### Activity:
In the records, find every line with the word "value" and copy it out.

### Component data from apps and pages:
==============================

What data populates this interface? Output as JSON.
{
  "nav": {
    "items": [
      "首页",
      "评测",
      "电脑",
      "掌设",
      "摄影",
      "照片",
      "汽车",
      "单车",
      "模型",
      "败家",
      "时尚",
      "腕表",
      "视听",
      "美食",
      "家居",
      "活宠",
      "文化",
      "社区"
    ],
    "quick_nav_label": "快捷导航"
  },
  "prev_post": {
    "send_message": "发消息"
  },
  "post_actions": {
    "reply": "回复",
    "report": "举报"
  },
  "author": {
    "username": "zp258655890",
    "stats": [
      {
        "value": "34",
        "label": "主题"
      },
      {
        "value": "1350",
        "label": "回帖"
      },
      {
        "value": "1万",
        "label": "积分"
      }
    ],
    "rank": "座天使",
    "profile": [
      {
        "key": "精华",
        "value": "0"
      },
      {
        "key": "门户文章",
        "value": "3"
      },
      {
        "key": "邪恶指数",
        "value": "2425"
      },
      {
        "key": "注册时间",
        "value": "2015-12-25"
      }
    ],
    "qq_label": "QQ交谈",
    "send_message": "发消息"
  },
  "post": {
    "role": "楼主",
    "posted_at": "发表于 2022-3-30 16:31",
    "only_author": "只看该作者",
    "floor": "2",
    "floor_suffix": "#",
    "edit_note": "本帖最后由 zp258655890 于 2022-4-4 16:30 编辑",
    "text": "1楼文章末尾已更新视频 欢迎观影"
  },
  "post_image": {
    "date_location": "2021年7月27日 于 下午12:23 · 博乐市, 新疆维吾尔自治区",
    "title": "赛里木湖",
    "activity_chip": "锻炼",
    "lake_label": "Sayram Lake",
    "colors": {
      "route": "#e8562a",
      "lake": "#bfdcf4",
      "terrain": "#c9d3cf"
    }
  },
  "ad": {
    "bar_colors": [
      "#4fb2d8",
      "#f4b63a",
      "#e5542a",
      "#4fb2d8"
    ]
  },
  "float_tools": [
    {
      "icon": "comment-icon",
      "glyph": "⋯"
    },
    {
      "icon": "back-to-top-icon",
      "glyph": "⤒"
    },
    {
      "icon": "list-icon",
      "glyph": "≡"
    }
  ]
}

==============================

### Response area:
        "value": "34",
        "value": "1350",
        "value": "1万",
        "value": "0"
        "value": "3"
        "value": "2425"
        "value": "2015-12-25"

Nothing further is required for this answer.